The Info List - Air Beef Scheme

--- Advertisement ---

After World War II, pastoralists from the Western Australian Kimberley region sought to develop the local beef export industry by encouraging infrastructure development there. Three brothers, Gordon, Douglas and Keith Blythe who owned and operated several pastoral leases in the east Kimberley[1] devised an Air Beef Scheme (also known as the Glenroy Air Beef Scheme) by which a meatworks including an abattoir, carcase freezing facilities and an aerodrome were built at the remote Glenroy Station on the Mount House lease, about 100 kilometres (62 mi) east of Imintji Aboriginal Community near Derby.[2] The scheme operated successfully from 1949 to 1965 and was important for the economic development of the towns of Wyndham and Derby as well as the development of the Kimberley pastoral industry generally. Beef cattle were brought in from a 160-kilometre (100 mi) radius around the east Kimberley to be slaughtered, quartered, boned and chilled overnight, and the following day air shipments were made to Wyndham, a 290-kilometre (180 mi), 75-minute flight away using Bristol Freighter and Douglas DC-3 aircraft.[3] The beef was frozen at Wyndham and then shipped to the United Kingdom. Gordon Blythe had convinced MacRobertson Miller Airlines (MMA) to do a trial air shipment in May 1947 when four carcasses were slaughtered and left at the station at 2am, arriving in Perth in good condition at 3pm the same day. The trial being considered a success, a company Air Beef Ltd. was established as a joint venture between the Blythes, MMA and Australian National Airways (ANA), with each party putting up one quarter of the capital and the Western Australian Government (through the North West Development and Advisory Committee, which was headed by Russell Dumas), assisting and providing a loan for the remaining quarter. It was hoped that the scheme would spawn a network of inland abattoirs throughout northern Australia, however this did not eventuate;[1] plans for a similar facility at Fitzroy Crossing were shelved. The plant had a capacity of 300 head of cattle per week and in an average season (May to September) would process about 4,000 head per year.[4] In 1949 the Commonwealth Government passed the "State Grants (Encouragement of Beef Production) Act 1949" which allowed funding for the construction of roads and other infrastructure to support the beef industry, as it was accepted by that time that airfreighting was going to be uneconomic in the long term. By 1953 the southern section of the Gibb River Road to Derby was completed and the first live shipment of cattle by truck from the east Kimberley was made. The Derby Meat Company (DEMCO, "Derby Meats") was established by the Blythes and others in 1959 and from then the airshipments were made to the closer destination of Derby. The construction of the road and the completion of slaughtering facilities at DEMCO in 1965 spelt the demise of the scheme and the abattoir was closed in the same year.[5] References[edit]

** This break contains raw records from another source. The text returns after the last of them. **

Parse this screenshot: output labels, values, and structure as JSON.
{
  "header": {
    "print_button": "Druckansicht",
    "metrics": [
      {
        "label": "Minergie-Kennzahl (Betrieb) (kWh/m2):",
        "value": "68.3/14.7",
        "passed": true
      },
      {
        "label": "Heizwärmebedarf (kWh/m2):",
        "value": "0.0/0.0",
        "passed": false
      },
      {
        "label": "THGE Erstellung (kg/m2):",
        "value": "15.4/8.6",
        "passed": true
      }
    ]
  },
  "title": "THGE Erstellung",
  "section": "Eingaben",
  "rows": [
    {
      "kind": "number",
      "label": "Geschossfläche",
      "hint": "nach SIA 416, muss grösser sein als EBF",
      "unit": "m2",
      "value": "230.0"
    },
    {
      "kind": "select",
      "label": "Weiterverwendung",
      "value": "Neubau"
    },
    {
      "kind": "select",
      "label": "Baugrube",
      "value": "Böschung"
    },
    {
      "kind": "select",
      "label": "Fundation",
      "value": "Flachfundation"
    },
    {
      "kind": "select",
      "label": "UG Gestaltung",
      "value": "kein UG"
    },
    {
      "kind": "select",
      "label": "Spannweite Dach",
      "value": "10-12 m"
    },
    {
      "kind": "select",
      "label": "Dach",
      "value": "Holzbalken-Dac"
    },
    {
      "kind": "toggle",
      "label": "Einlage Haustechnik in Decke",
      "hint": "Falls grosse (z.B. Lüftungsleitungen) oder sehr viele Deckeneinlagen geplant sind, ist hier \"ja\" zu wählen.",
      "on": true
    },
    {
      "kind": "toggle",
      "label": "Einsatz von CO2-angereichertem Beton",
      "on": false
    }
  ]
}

^ a b "Air Beef Abattoir and Aerodrome (ruins) and Glenroy Homestead Group - Assessment Documentation" (PDF). heritage Council of Western Australia. 2006-11-17. Archived from the original (PDF) on 2008-07-22. Retrieved 2008-02-16.  ^ "Pastoral History of the Kimberley". gibbriverroad.net. Archived from the original on 20 February 2009. Retrieved 2009-02-16.  ^ "Bristol type 170 Freighter (Mark 31)". Australian National Aviation Museum. Archived from the original on 26 March 2009. Retrieved 2009-02-16.  ^ "Outback Aviation". "Flight" magazine. 31 December 1954. Retrieved 2009-02-16.  ^ "History of Western Australia's Highways And Main Roads WA - the organisation that built them". OZROADS: Australian Roads Website. Retrieved 2009-02-16. 

Further reading[edit]

"Beef on the wing the story of Air Beef Ltd, Kimberley, Western Australia". Walkabout. Vol. 17, no. 2. 1 February 1951. pp. 10–15.  John W.R. Taylor (23 March 1951). "Putting Some Beef Into It". "Flight" magazine.  National Archives of Australia: The Rt Hon Richard Gardiner CASEY Baron of Berwick, Victoria, KG, GCMG, PC, CH, DSO, MC; M1129, Correspondence files, alphabetical series; GRABOWSKI/I H, GRABOWSKI, I H [Planning and Development Manager, Australian National Airways Pty Ltd; includes correspondence and photographs relating to the Air Beef Scheme], 1950-1952 (Item barcod